- Data to process:
# # # # #

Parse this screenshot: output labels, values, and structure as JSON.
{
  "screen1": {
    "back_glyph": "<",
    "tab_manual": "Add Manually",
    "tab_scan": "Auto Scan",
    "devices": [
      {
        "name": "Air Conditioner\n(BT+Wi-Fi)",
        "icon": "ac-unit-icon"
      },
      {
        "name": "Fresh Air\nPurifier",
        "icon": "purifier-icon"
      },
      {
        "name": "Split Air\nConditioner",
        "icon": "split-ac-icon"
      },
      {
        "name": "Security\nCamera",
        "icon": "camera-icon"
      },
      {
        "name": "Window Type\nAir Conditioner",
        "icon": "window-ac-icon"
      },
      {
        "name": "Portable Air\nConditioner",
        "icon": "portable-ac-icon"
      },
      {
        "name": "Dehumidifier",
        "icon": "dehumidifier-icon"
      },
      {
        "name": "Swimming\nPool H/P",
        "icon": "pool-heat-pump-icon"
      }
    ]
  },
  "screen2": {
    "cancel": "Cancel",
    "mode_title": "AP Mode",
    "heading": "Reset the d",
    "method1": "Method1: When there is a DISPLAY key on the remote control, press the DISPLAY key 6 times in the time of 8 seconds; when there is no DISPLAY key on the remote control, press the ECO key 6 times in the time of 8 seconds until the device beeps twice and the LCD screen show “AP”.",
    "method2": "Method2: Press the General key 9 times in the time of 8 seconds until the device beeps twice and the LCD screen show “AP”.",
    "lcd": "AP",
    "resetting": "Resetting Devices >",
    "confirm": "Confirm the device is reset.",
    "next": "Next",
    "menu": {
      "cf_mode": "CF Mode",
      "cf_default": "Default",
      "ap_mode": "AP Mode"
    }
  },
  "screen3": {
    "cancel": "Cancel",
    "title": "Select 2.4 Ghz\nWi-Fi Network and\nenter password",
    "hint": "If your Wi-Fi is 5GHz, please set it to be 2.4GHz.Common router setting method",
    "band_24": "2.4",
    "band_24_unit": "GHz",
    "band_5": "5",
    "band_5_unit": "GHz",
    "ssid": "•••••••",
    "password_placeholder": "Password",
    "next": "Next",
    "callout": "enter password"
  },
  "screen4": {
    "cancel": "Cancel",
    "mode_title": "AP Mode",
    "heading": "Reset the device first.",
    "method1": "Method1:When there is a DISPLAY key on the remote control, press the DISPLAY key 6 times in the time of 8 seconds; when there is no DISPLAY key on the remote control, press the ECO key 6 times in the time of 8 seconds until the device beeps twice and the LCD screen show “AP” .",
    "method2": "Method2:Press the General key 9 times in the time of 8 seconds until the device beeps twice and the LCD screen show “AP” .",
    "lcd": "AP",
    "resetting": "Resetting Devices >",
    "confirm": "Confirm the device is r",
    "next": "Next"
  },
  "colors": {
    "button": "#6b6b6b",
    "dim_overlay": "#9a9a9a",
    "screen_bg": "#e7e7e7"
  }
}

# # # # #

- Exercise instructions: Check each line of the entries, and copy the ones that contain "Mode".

- Solution for this exercise:
    "mode_title": "AP Mode",
      "cf_mode": "CF Mode",
      "ap_mode": "AP Mode"
    "mode_title": "AP Mode",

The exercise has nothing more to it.